What a time it was, 50 years ago and more, when Joni strode to power, part of a musical royalty whose clarions shouted dominion over a broad Earth. Fans waited, breath bated, for the latest album/bulletin from lives lived in luxurious wonder. Hearth ballads for McLuhan’s global campfire. Picaresques and intrigues from the fabled Canyon came alive in the music she made between 1968 and ’71, as the poet collapsed sideways into the pop star. Songs are barely concealed public missives (pigeon-posted tweets?) between friends and lovers, minstrels-in-arms and the hopelessly love-smitten.
This moment of possibility for the pop song – when it held the world’s attention on a scale unimaginable today – is when Joni Mitchell’s music, with its passions and its probings, came alive. The fifth disc of this boxset – five CDs or 10 LPs totalling six hours of home tapes, studio outtakes and live recordings – finds her at London’s Paris Theatre in December 1970 in duo with James Taylor, performing A Case Of You, inspired by her previous affair with Leonard Cohen, and California, about a fling with another man on Ibiza. As she and Taylor dovetail and harmonise, we know the couple are romantically involved, although we’re also aware that, three months hence, the relationship is toast.
This second volume flows from the compilation, released earlier this year, of the freshly stirred early run of Joni albums, Song To A Seagull (1968), Clouds (1969), Ladies Of The Canyon (1970) and Blue (1971). Where those remasters largely enhanced the originals’ meltwater clarity, Volume 2 cherrypicks from Mitchell’s extensive archive of informal recordings, demos and experiments from the same time frame. It plays like a sketchpad and commonplace book, but hangs together much better than the grab-bag of doodles it could have been.
Emerging from the post-Baez/Dylan North American folk scene, Mitchell was a storyteller and poet, a woman of letters whose voice was amplified by the sudden rise to power of the pop star. Re-hearing these songs in the concert tapes and demos here, one is again struck by the impression of a female voice both strong and vulnerable, painting fleeting glimpses of a modern world – LA boulevards, hipster cafes, transatlantic flights – in the musical idiom of the medieval troubadour. At the same time a track like Get Together, from a Carnegie Hall concert in February 1969, reminds you what a shit-hot guitarist she was.
The big scoop here is the full live set from Le Hibou Coffee House in Ottawa, Ontario, on March 19, 1968. It documents a highly eventful period: Mitchell had already been in residency there for a week, and just a couple of days earlier had hooked up with Graham Nash for the first time, as The Hollies swung through town. Not only is this a remarkable solo set in impressively high fidelity, but the owner and operator of the tape recorder that night, rapt in the front row at this “fantastic girl with heaven words”, was none other than Jimi Hendrix. The guitarist –Joni’s Reprise labelmate, even though they had never met – was engaged at the Capitol Theatre across town, called her up in advance, and showed up at the door with a reel-to-reel under his arm. The wonderful mental image of Hendrix the fanboy kneeling at her feet, with his Mexican moustache and wide-brimmed hat, twiddling knobs and adjusting the sound for his own private collection, greatly enhances an already lovely solo set.

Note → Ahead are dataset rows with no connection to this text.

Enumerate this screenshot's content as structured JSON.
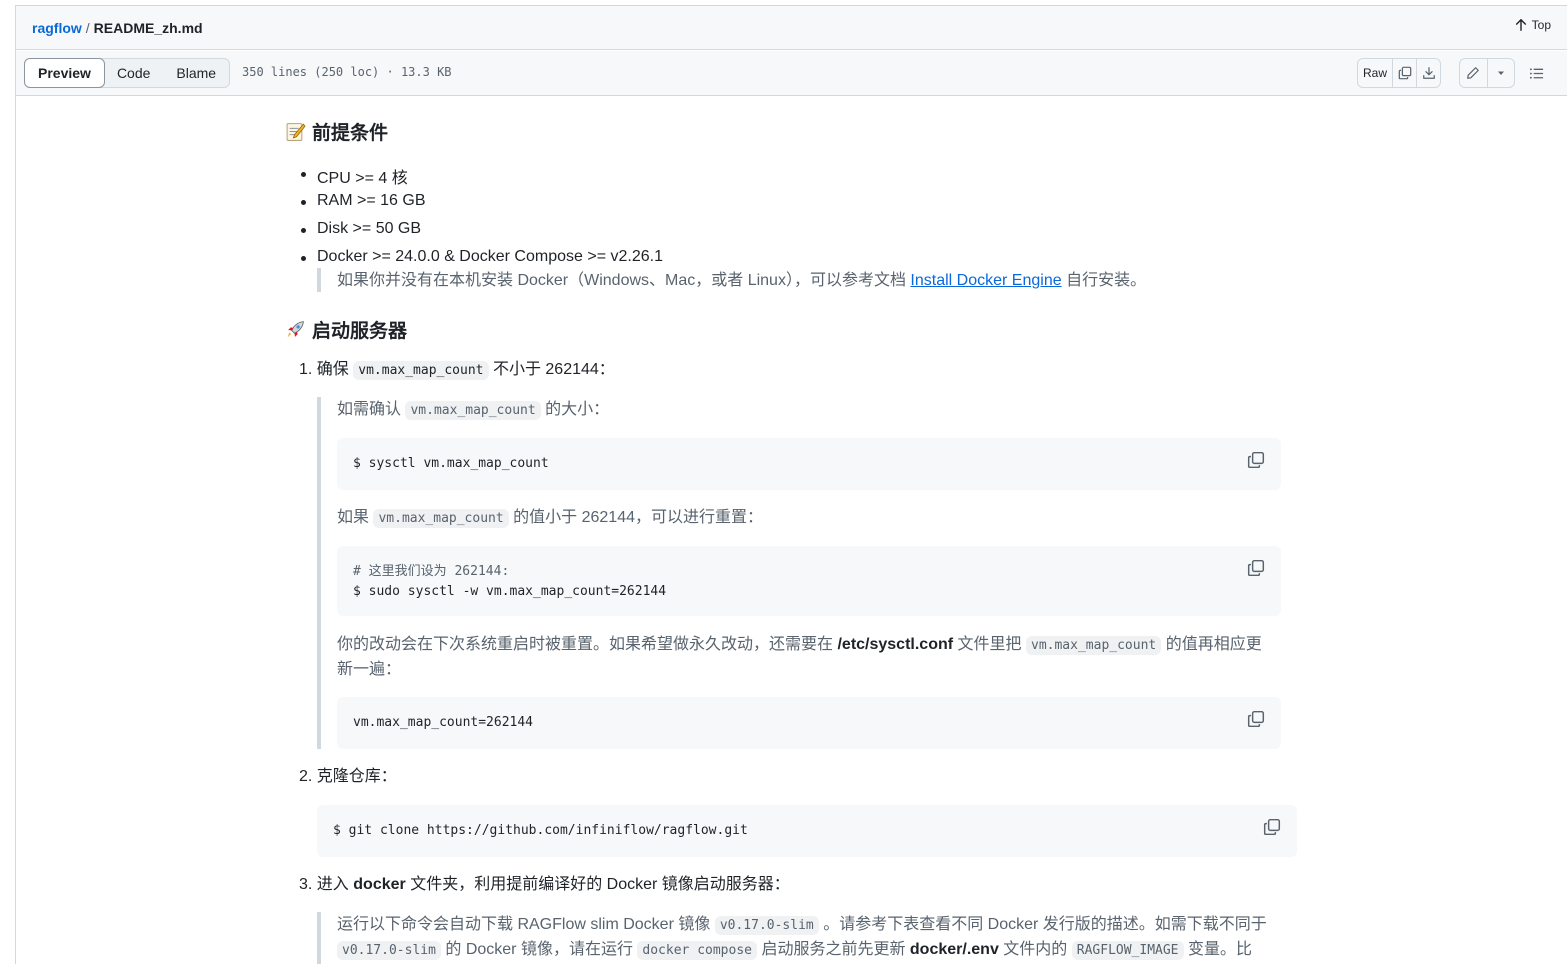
{
  "breadcrumb": {
    "repo": "ragflow",
    "separator": "/",
    "file": "README_zh.md"
  },
  "top_button": {
    "label": "Top",
    "icon": "arrow-up-icon"
  },
  "view_tabs": [
    {
      "label": "Preview",
      "active": true
    },
    {
      "label": "Code",
      "active": false
    },
    {
      "label": "Blame",
      "active": false
    }
  ],
  "file_info": "350 lines (250 loc) · 13.3 KB",
  "toolbar": {
    "raw_label": "Raw"
  },
  "sections": {
    "prereq_heading": "前提条件",
    "prereq_items": [
      "CPU >= 4 核",
      "RAM >= 16 GB",
      "Disk >= 50 GB",
      "Docker >= 24.0.0 & Docker Compose >= v2.26.1"
    ],
    "prereq_note_before": "如果你并没有在本机安装 Docker（Windows、Mac，或者 Linux），可以参考文档",
    "prereq_note_link": "Install Docker Engine",
    "prereq_note_after": "自行安装。",
    "start_heading": "启动服务器"
  },
  "step1": {
    "number": "1.",
    "before": "确保",
    "code": "vm.max_map_count",
    "after": "不小于 262144：",
    "q1_before": "如需确认",
    "q1_code": "vm.max_map_count",
    "q1_after": "的大小：",
    "code1": "$ sysctl vm.max_map_count",
    "q2_before": "如果",
    "q2_code": "vm.max_map_count",
    "q2_after": "的值小于 262144，可以进行重置：",
    "code2_line1": "# 这里我们设为 262144:",
    "code2_line2": "$ sudo sysctl -w vm.max_map_count=262144",
    "q3_before": "你的改动会在下次系统重启时被重置。如果希望做永久改动，还需要在",
    "q3_bold": "/etc/sysctl.conf",
    "q3_mid": "文件里把",
    "q3_code": "vm.max_map_count",
    "q3_after": "的值再相应更",
    "q3_line2": "新一遍：",
    "code3": "vm.max_map_count=262144"
  },
  "step2": {
    "number": "2.",
    "text": "克隆仓库：",
    "code": "$ git clone https://github.com/infiniflow/ragflow.git"
  },
  "step3": {
    "number": "3.",
    "before": "进入",
    "bold": "docker",
    "after": "文件夹，利用提前编译好的 Docker 镜像启动服务器：",
    "q_before": "运行以下命令会自动下载 RAGFlow slim Docker 镜像",
    "q_code1": "v0.17.0-slim",
    "q_mid": "。请参考下表查看不同 Docker 发行版的描述。如需下载不同于",
    "q_code2": "v0.17.0-slim",
    "q_l2a": "的 Docker 镜像，请在运行",
    "q_code3": "docker compose",
    "q_l2b": "启动服务之前先更新",
    "q_bold": "docker/.env",
    "q_l2c": "文件内的",
    "q_code4": "RAGFLOW_IMAGE",
    "q_l2d": "变量。比"
  }
}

In his diary Hendrix described the tapes as “marvelous sound on first show. Good on 2nd”. It’s not clear how much postprocessing has been applied, but the recording paints an extremely vivid picture of the unamplified Joni from a couple of meters away. Even so, we’re lucky to be able to hear it at all, as someone nicked the original tapes from Hendrix a few days afterwards. They eventually turned up in another collector’s stash that had been donated to Canada Library and Archive, who handed them back to Mitchell.
On all the live recordings here (Ann Arbor, Carnegie Hall, University Of California, The Dick Cavett Show, Saskatchewan, Vancouver, London), Joni’s between-song chats remain affable yet never self-belittling. It wasn’t always easy for female solo artists, amid the macho camaraderie of the road. Considering she’s navigating the spaghetti interchange of these fleeting relationships, holding the act together under heavy label manners and touring discomforts, Joni’s composure on stage deserves to be marvelled at. In London, four months after the Isle Of Wight debacle, she’s still taking her time to spin stories about sagacious kids, or the history of the dulcimer. The way she ends Big Yellow Taxi trilling “They paved paradise”, dipping down to a false baritone for “put up a parking lot” is always charming. John Peel is compere, and the compilation also includes her live session for Peel’s Top Gear from September 1968, with the John Cameron Quartet cloaking her in neo-Renaissance apparel more familiar in the Albionic folk of the time.
These few tracks aside, this Volume 2 contains very little trace of the jazz pivot her music would take later in the decade. The outtakes covering that period are going to make fascinating listening. Meanwhile, this feels like a completist’s dream –because even Joni Mitchell’s storeroom sweepings are spangled with diamond dust.